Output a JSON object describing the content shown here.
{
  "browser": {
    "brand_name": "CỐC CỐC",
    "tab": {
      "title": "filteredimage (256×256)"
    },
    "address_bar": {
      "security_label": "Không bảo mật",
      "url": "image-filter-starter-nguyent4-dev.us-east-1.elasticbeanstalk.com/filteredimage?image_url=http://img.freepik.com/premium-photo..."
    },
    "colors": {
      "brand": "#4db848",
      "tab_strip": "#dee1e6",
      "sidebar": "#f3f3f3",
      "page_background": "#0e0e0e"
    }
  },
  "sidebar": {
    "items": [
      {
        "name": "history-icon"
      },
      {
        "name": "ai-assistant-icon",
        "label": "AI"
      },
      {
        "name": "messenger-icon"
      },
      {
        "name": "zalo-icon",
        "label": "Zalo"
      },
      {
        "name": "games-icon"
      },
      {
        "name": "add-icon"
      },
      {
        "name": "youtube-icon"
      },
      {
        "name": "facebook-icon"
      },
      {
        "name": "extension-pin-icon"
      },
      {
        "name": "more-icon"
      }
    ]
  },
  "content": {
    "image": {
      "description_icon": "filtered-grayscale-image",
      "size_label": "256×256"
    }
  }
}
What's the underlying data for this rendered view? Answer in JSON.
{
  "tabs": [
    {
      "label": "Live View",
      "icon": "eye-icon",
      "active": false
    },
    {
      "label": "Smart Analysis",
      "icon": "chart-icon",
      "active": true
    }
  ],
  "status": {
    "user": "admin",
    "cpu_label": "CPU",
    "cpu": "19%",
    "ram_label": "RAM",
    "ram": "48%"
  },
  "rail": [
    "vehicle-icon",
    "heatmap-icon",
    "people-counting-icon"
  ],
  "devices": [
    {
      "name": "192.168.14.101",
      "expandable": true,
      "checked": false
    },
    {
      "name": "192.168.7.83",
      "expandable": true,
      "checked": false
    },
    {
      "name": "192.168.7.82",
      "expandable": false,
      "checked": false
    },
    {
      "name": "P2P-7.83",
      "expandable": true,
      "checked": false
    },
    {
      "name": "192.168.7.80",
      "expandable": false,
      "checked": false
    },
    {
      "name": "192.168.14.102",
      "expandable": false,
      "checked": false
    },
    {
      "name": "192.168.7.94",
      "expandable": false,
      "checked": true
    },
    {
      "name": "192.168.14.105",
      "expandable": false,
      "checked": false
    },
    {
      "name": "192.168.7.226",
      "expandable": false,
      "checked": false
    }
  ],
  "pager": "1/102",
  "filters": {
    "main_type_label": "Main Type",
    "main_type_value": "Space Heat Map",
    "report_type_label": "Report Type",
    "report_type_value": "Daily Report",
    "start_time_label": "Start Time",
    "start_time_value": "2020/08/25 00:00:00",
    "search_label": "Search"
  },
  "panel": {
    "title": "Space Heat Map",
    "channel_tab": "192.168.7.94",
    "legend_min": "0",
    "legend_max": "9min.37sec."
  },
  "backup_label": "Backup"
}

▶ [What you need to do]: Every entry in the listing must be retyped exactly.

▶ [Answer to the problem]:
Output a JSON object describing the content shown here.
{
  "browser": {
    "brand_name": "CỐC CỐC",
    "tab": {
      "title": "filteredimage (256×256)"
    },
    "address_bar": {
      "security_label": "Không bảo mật",
      "url": "image-filter-starter-nguyent4-dev.us-east-1.elasticbeanstalk.com/filteredimage?image_url=http://img.freepik.com/premium-photo..."
    },
    "colors": {
      "brand": "#4db848",
      "tab_strip": "#dee1e6",
      "sidebar": "#f3f3f3",
      "page_background": "#0e0e0e"
    }
  },
  "sidebar": {
    "items": [
      {
        "name": "history-icon"
      },
      {
        "name": "ai-assistant-icon",
        "label": "AI"
      },
      {
        "name": "messenger-icon"
      },
      {
        "name": "zalo-icon",
        "label": "Zalo"
      },
      {
        "name": "games-icon"
      },
      {
        "name": "add-icon"
      },
      {
        "name": "youtube-icon"
      },
      {
        "name": "facebook-icon"
      },
      {
        "name": "extension-pin-icon"
      },
      {
        "name": "more-icon"
      }
    ]
  },
  "content": {
    "image": {
      "description_icon": "filtered-grayscale-image",
      "size_label": "256×256"
    }
  }
}
What's the underlying data for this rendered view? Answer in JSON.
{
  "tabs": [
    {
      "label": "Live View",
      "icon": "eye-icon",
      "active": false
    },
    {
      "label": "Smart Analysis",
      "icon": "chart-icon",
      "active": true
    }
  ],
  "status": {
    "user": "admin",
    "cpu_label": "CPU",
    "cpu": "19%",
    "ram_label": "RAM",
    "ram": "48%"
  },
  "rail": [
    "vehicle-icon",
    "heatmap-icon",
    "people-counting-icon"
  ],
  "devices": [
    {
      "name": "192.168.14.101",
      "expandable": true,
      "checked": false
    },
    {
      "name": "192.168.7.83",
      "expandable": true,
      "checked": false
    },
    {
      "name": "192.168.7.82",
      "expandable": false,
      "checked": false
    },
    {
      "name": "P2P-7.83",
      "expandable": true,
      "checked": false
    },
    {
      "name": "192.168.7.80",
      "expandable": false,
      "checked": false
    },
    {
      "name": "192.168.14.102",
      "expandable": false,
      "checked": false
    },
    {
      "name": "192.168.7.94",
      "expandable": false,
      "checked": true
    },
    {
      "name": "192.168.14.105",
      "expandable": false,
      "checked": false
    },
    {
      "name": "192.168.7.226",
      "expandable": false,
      "checked": false
    }
  ],
  "pager": "1/102",
  "filters": {
    "main_type_label": "Main Type",
    "main_type_value": "Space Heat Map",
    "report_type_label": "Report Type",
    "report_type_value": "Daily Report",
    "start_time_label": "Start Time",
    "start_time_value": "2020/08/25 00:00:00",
    "search_label": "Search"
  },
  "panel": {
    "title": "Space Heat Map",
    "channel_tab": "192.168.7.94",
    "legend_min": "0",
    "legend_max": "9min.37sec."
  },
  "backup_label": "Backup"
}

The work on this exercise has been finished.